Exercise aim: Filter the lines below, copying only those with the string "illustration".

Data records:
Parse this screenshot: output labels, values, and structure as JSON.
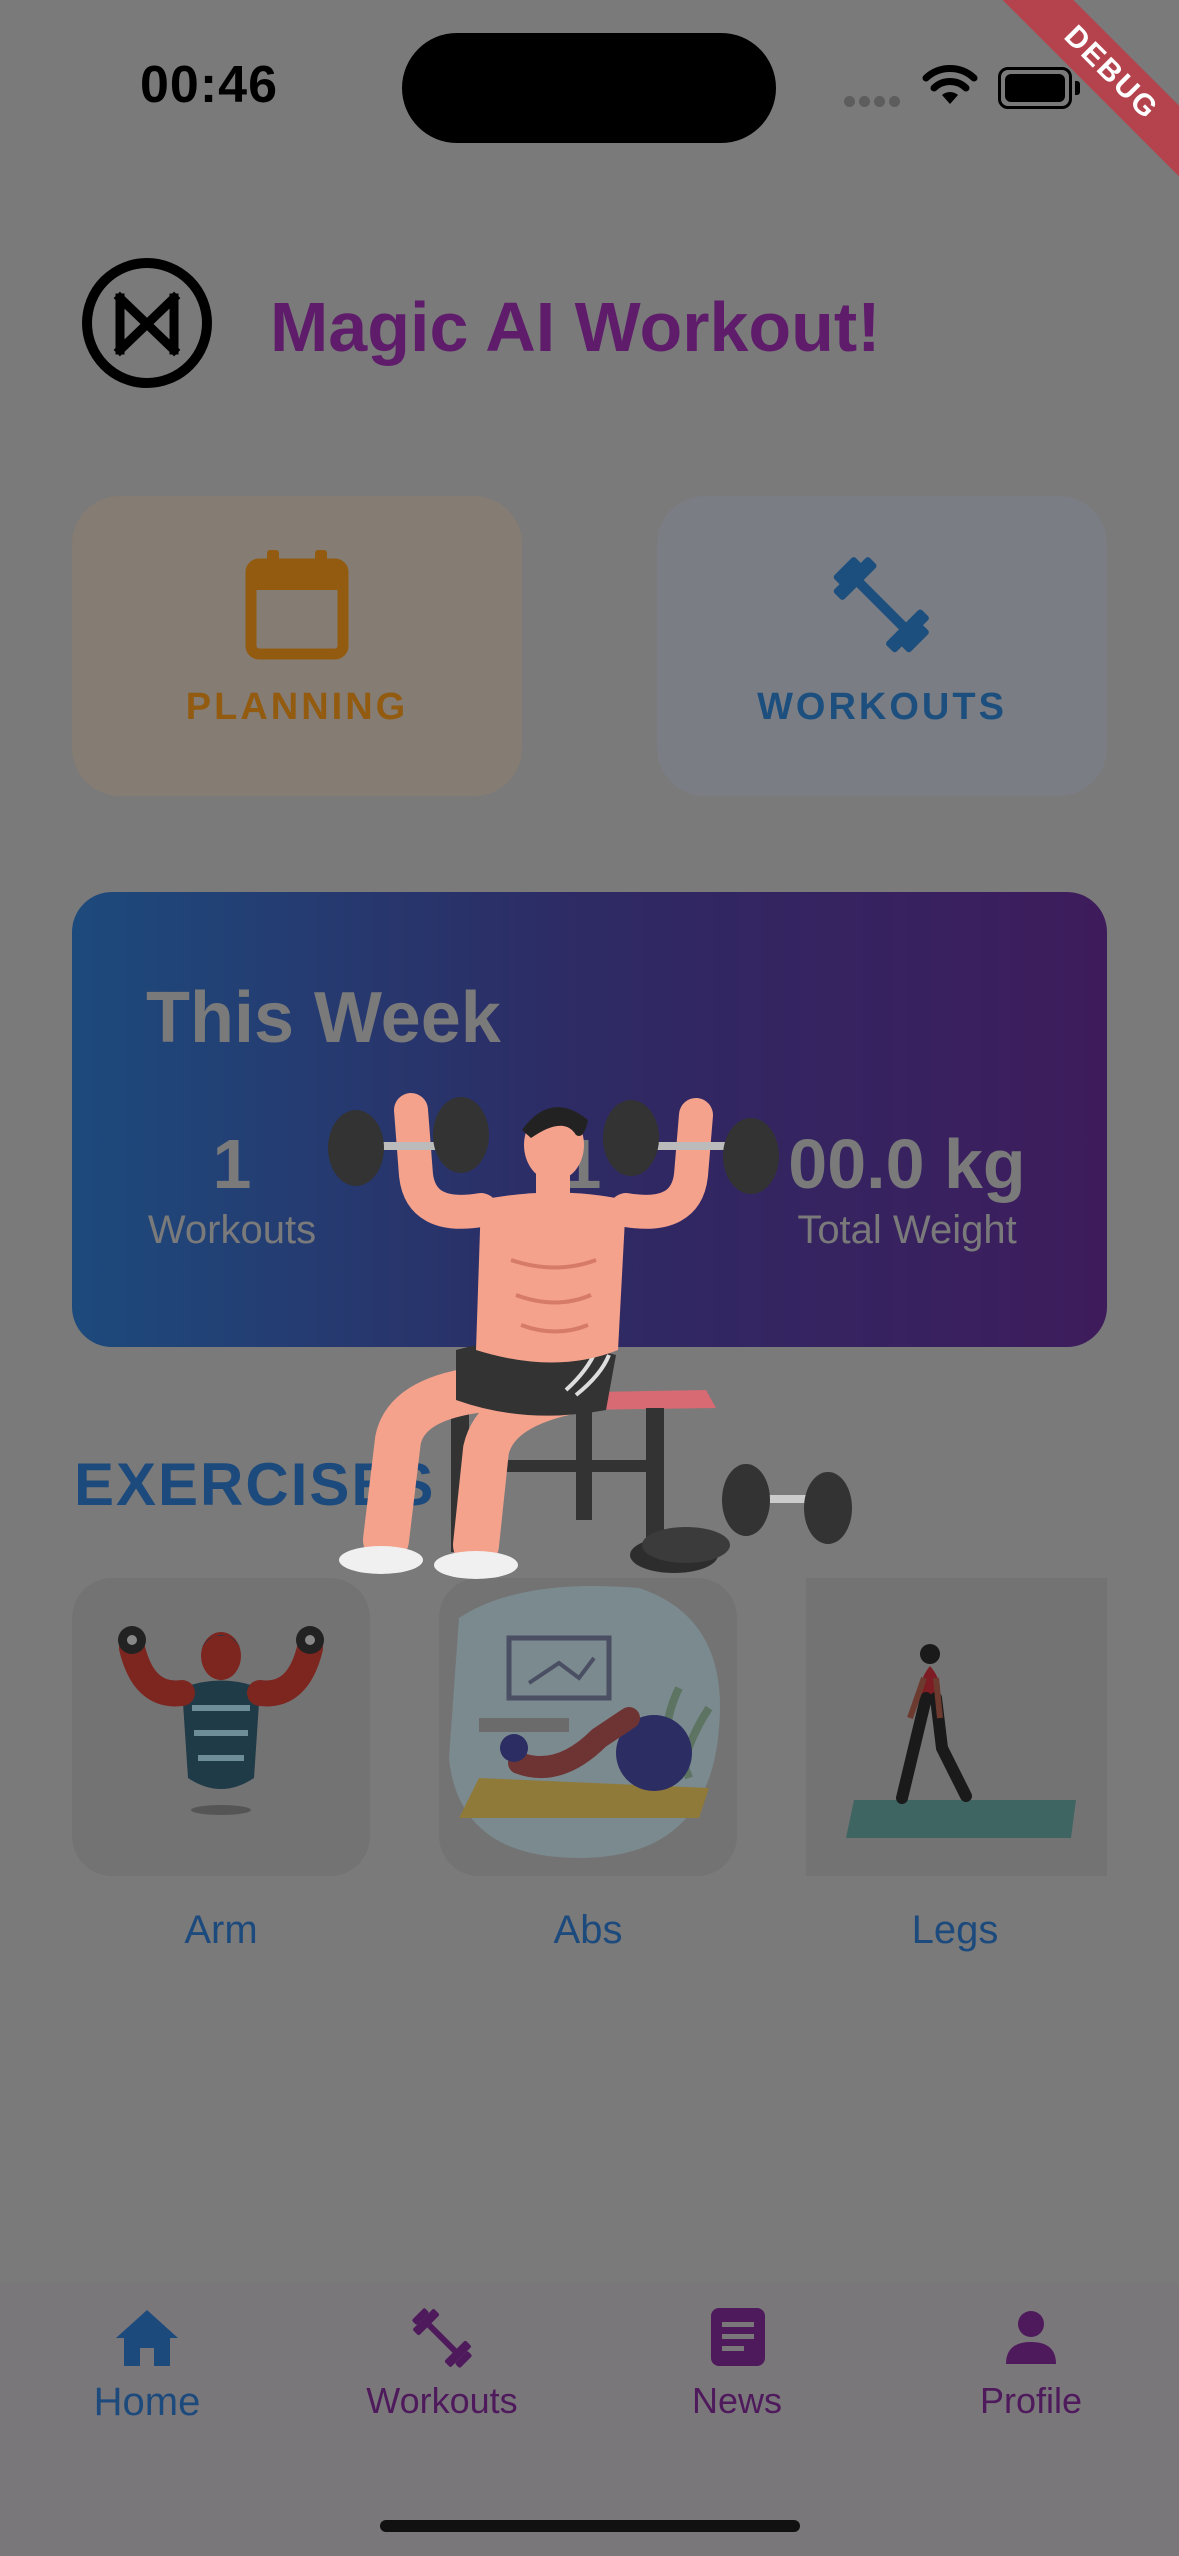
{
  "status_bar": {
    "time": "00:46",
    "debug_banner": "DEBUG"
  },
  "header": {
    "title": "Magic AI Workout!",
    "logo_icon": "magic-logo-icon"
  },
  "quick_actions": [
    {
      "label": "PLANNING",
      "icon": "calendar-icon",
      "color": "#925b10"
    },
    {
      "label": "WORKOUTS",
      "icon": "dumbbell-icon",
      "color": "#1c4f7e"
    }
  ],
  "this_week": {
    "title": "This Week",
    "stats": [
      {
        "value": "1",
        "label": "Workouts"
      },
      {
        "value": "1",
        "label": ""
      },
      {
        "value": "00.0 kg",
        "label": "Total Weight"
      }
    ]
  },
  "exercises": {
    "title": "EXERCISES",
    "items": [
      {
        "label": "Arm",
        "icon": "arm-exercise-illustration"
      },
      {
        "label": "Abs",
        "icon": "abs-exercise-illustration"
      },
      {
        "label": "Legs",
        "icon": "legs-exercise-illustration"
      }
    ]
  },
  "loading_overlay": {
    "icon": "bench-press-man-illustration"
  },
  "bottom_nav": [
    {
      "label": "Home",
      "icon": "home-icon",
      "active": true
    },
    {
      "label": "Workouts",
      "icon": "dumbbell-icon",
      "active": false
    },
    {
      "label": "News",
      "icon": "news-icon",
      "active": false
    },
    {
      "label": "Profile",
      "icon": "person-icon",
      "active": false
    }
  ],
  "colors": {
    "background": "#7a7a7a",
    "title": "#5e1c6b",
    "accent_blue": "#1d4a7c",
    "accent_purple": "#4e1a5c",
    "planning_orange": "#925b10"
  }
}
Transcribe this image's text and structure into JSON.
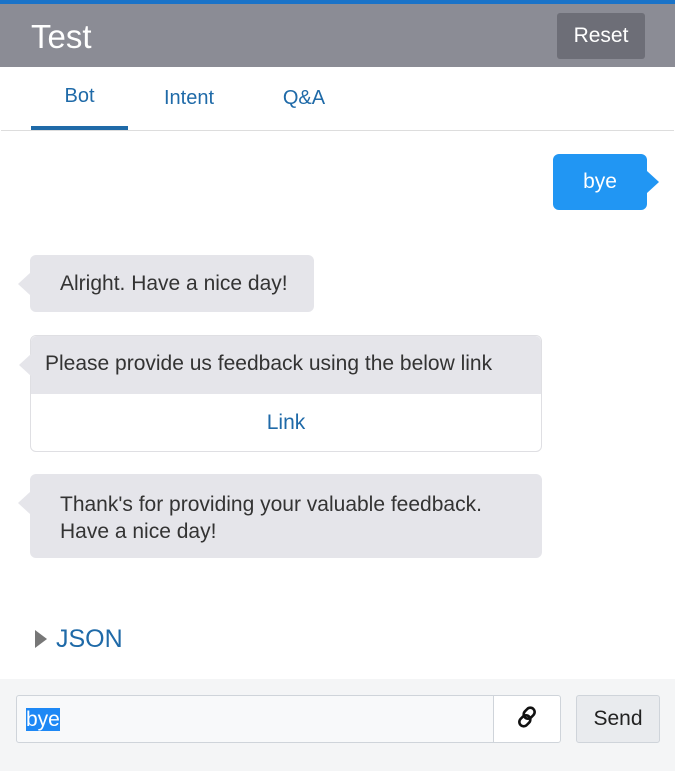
{
  "header": {
    "title": "Test",
    "reset_label": "Reset",
    "accent_color": "#1a73c8",
    "bg_color": "#8b8c95"
  },
  "tabs": [
    {
      "label": "Bot",
      "active": true
    },
    {
      "label": "Intent",
      "active": false
    },
    {
      "label": "Q&A",
      "active": false
    }
  ],
  "messages": {
    "user": "bye",
    "bot1": "Alright. Have a nice day!",
    "feedback_prompt": "Please provide us feedback using the below link",
    "feedback_link": "Link",
    "bot3_line1": "Thank's for providing your valuable feedback.",
    "bot3_line2": "Have a nice day!"
  },
  "json_section": {
    "label": "JSON",
    "expanded": false
  },
  "composer": {
    "input_value": "bye",
    "link_icon": "link-icon",
    "send_label": "Send"
  }
}
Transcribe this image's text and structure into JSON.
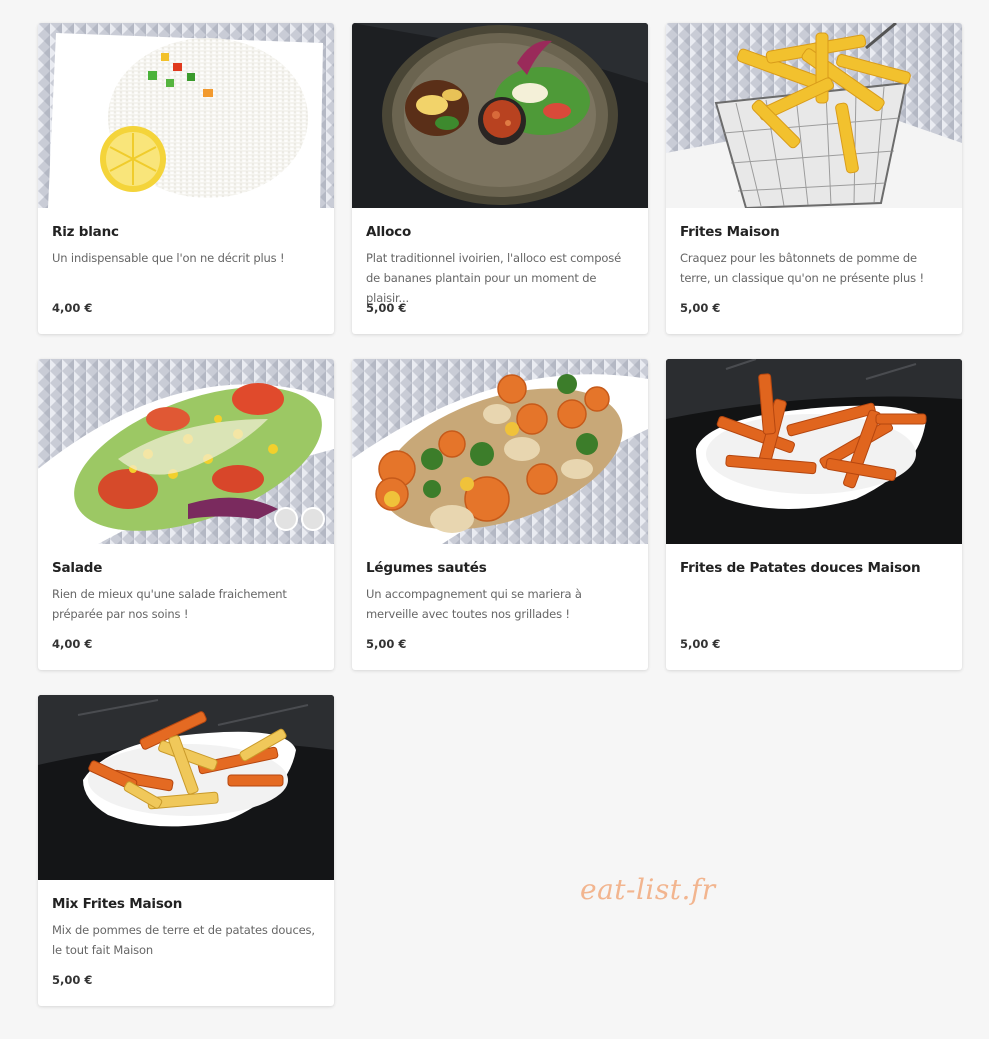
{
  "items": [
    {
      "name": "Riz blanc",
      "description": "Un indispensable que l'on ne décrit plus !",
      "price": "4,00 €",
      "image": "white-rice-with-lemon"
    },
    {
      "name": "Alloco",
      "description": "Plat traditionnel ivoirien, l'alloco est composé de bananes plantain pour un moment de plaisir...",
      "price": "5,00 €",
      "image": "alloco-plantain-plate"
    },
    {
      "name": "Frites Maison",
      "description": "Craquez pour les bâtonnets de pomme de terre, un classique qu'on ne présente plus !",
      "price": "5,00 €",
      "image": "fries-in-wire-basket"
    },
    {
      "name": "Salade",
      "description": "Rien de mieux qu'une salade fraichement préparée par nos soins !",
      "price": "4,00 €",
      "image": "mixed-salad"
    },
    {
      "name": "Légumes sautés",
      "description": "Un accompagnement qui se mariera à merveille avec toutes nos grillades !",
      "price": "5,00 €",
      "image": "sauteed-vegetables"
    },
    {
      "name": "Frites de Patates douces Maison",
      "description": "",
      "price": "5,00 €",
      "image": "sweet-potato-fries"
    },
    {
      "name": "Mix Frites Maison",
      "description": "Mix de pommes de terre et de patates douces, le tout fait Maison",
      "price": "5,00 €",
      "image": "mixed-fries"
    }
  ],
  "watermark": "eat-list.fr",
  "colors": {
    "background": "#f6f6f6",
    "card": "#ffffff",
    "watermark": "#f2b58f"
  }
}
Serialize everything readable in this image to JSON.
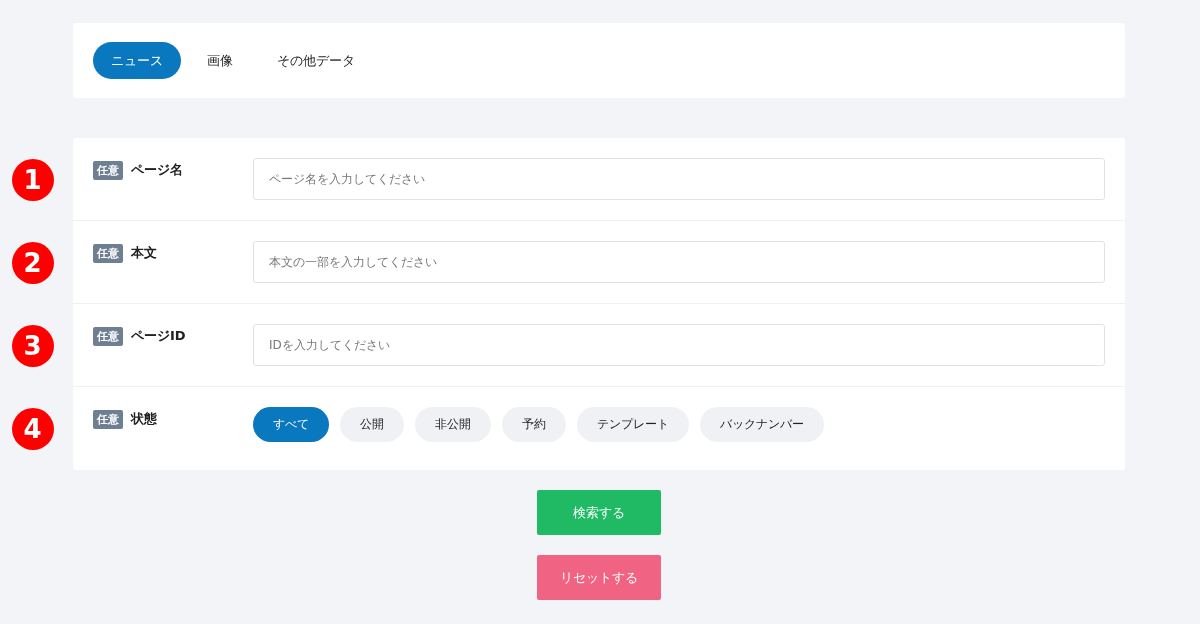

Reply to the exercise:
        "icon": "arm-exercise-illustration"
        "icon": "abs-exercise-illustration"
        "icon": "legs-exercise-illustration"
    "icon": "bench-press-man-illustration"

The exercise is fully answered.